## EXERCISE
Gather from the material every line that contains the string "conferma".

▽

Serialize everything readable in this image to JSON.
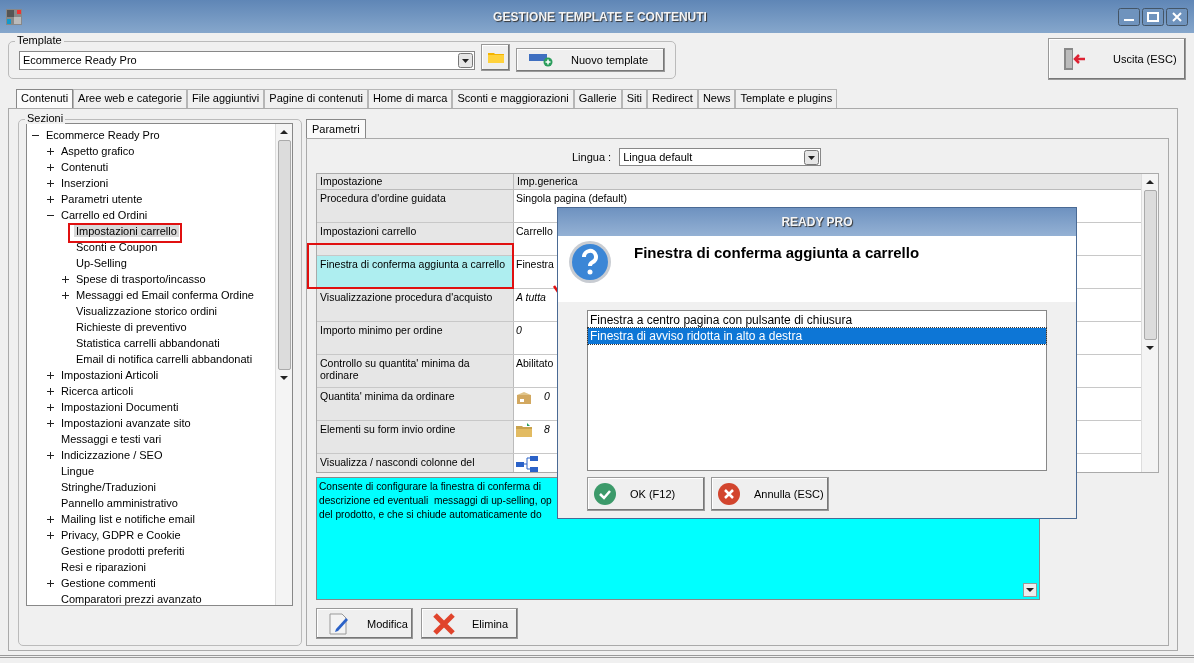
{
  "window": {
    "title": "GESTIONE TEMPLATE E CONTENUTI"
  },
  "template": {
    "legend": "Template",
    "value": "Ecommerce Ready Pro",
    "new_button": "Nuovo template"
  },
  "exit_button": "Uscita (ESC)",
  "tabs": [
    {
      "label": "Contenuti",
      "selected": true
    },
    {
      "label": "Aree web e categorie",
      "selected": false
    },
    {
      "label": "File aggiuntivi",
      "selected": false
    },
    {
      "label": "Pagine di contenuti",
      "selected": false
    },
    {
      "label": "Home di marca",
      "selected": false
    },
    {
      "label": "Sconti e maggiorazioni",
      "selected": false
    },
    {
      "label": "Gallerie",
      "selected": false
    },
    {
      "label": "Siti",
      "selected": false
    },
    {
      "label": "Redirect",
      "selected": false
    },
    {
      "label": "News",
      "selected": false
    },
    {
      "label": "Template e plugins",
      "selected": false
    }
  ],
  "sections": {
    "legend": "Sezioni",
    "items": [
      {
        "label": "Ecommerce Ready Pro",
        "expanded": true,
        "selected": false,
        "children": [
          {
            "label": "Aspetto grafico",
            "expanded": false,
            "selected": false
          },
          {
            "label": "Contenuti",
            "expanded": false,
            "selected": false
          },
          {
            "label": "Inserzioni",
            "expanded": false,
            "selected": false
          },
          {
            "label": "Parametri utente",
            "expanded": false,
            "selected": false
          },
          {
            "label": "Carrello ed Ordini",
            "expanded": true,
            "selected": false,
            "children": [
              {
                "label": "Impostazioni carrello",
                "selected": true
              },
              {
                "label": "Sconti e Coupon",
                "selected": false
              },
              {
                "label": "Up-Selling",
                "selected": false
              },
              {
                "label": "Spese di trasporto/incasso",
                "expanded": false,
                "selected": false
              },
              {
                "label": "Messaggi ed Email conferma Ordine",
                "expanded": false,
                "selected": false
              },
              {
                "label": "Visualizzazione storico ordini",
                "selected": false
              },
              {
                "label": "Richieste di preventivo",
                "selected": false
              },
              {
                "label": "Statistica carrelli abbandonati",
                "selected": false
              },
              {
                "label": "Email di notifica carrelli abbandonati",
                "selected": false
              }
            ]
          },
          {
            "label": "Impostazioni Articoli",
            "expanded": false,
            "selected": false
          },
          {
            "label": "Ricerca articoli",
            "expanded": false,
            "selected": false
          },
          {
            "label": "Impostazioni Documenti",
            "expanded": false,
            "selected": false
          },
          {
            "label": "Impostazioni avanzate sito",
            "expanded": false,
            "selected": false
          },
          {
            "label": "Messaggi e testi vari",
            "selected": false
          },
          {
            "label": "Indicizzazione / SEO",
            "expanded": false,
            "selected": false
          },
          {
            "label": "Lingue",
            "selected": false
          },
          {
            "label": "Stringhe/Traduzioni",
            "selected": false
          },
          {
            "label": "Pannello amministrativo",
            "selected": false
          },
          {
            "label": "Mailing list e notifiche email",
            "expanded": false,
            "selected": false
          },
          {
            "label": "Privacy, GDPR e Cookie",
            "expanded": false,
            "selected": false
          },
          {
            "label": "Gestione prodotti preferiti",
            "selected": false
          },
          {
            "label": "Resi e riparazioni",
            "selected": false
          },
          {
            "label": "Gestione commenti",
            "expanded": false,
            "selected": false
          },
          {
            "label": "Comparatori prezzi avanzato",
            "selected": false
          }
        ]
      }
    ]
  },
  "params_tab": {
    "label": "Parametri",
    "selected": true
  },
  "language": {
    "label": "Lingua :",
    "value": "Lingua default"
  },
  "table": {
    "columns": [
      "Impostazione",
      "Imp.generica"
    ],
    "rows": [
      {
        "label": "Procedura d'ordine guidata",
        "value": "Singola pagina (default)",
        "kind": "text",
        "selected": false
      },
      {
        "label": "Impostazioni carrello",
        "value": "Carrello",
        "kind": "text",
        "selected": false
      },
      {
        "label": "Finestra di conferma aggiunta a carrello",
        "value": "Finestra",
        "kind": "text",
        "selected": true
      },
      {
        "label": "Visualizzazione procedura d'acquisto",
        "value": "A tutta",
        "kind": "italic",
        "selected": false
      },
      {
        "label": "Importo minimo per ordine",
        "value": "0",
        "kind": "italic",
        "selected": false
      },
      {
        "label": "Controllo su quantita' minima da ordinare",
        "value": "Abilitato",
        "kind": "text",
        "selected": false
      },
      {
        "label": "Quantita' minima da ordinare",
        "value": "0",
        "kind": "box",
        "selected": false
      },
      {
        "label": "Elementi su form invio ordine",
        "value": "8",
        "kind": "folder",
        "selected": false
      },
      {
        "label": "Visualizza / nascondi colonne del",
        "kind": "diagram",
        "selected": false
      }
    ]
  },
  "description": {
    "lines": [
      "Consente di configurare la finestra di conferma di",
      "descrizione ed eventuali  messaggi di up-selling, op",
      "del prodotto, e che si chiude automaticamente do"
    ]
  },
  "buttons": [
    {
      "label": "Modifica",
      "kind": "edit"
    },
    {
      "label": "Elimina",
      "kind": "delete"
    }
  ],
  "dialog": {
    "title": "READY PRO",
    "heading": "Finestra di conferma aggiunta a carrello",
    "options": [
      {
        "label": "Finestra a centro pagina con pulsante di chiusura",
        "selected": false
      },
      {
        "label": "Finestra di avviso ridotta in alto a destra",
        "selected": true
      }
    ],
    "buttons": [
      {
        "label": "OK (F12)",
        "kind": "ok"
      },
      {
        "label": "Annulla (ESC)",
        "kind": "cancel"
      }
    ]
  }
}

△

## EXERCISE RESULT
                "label": "Messaggi ed Email conferma Ordine",
        "label": "Finestra di conferma aggiunta a carrello",
      "Consente di configurare la finestra di conferma di",
    "heading": "Finestra di conferma aggiunta a carrello",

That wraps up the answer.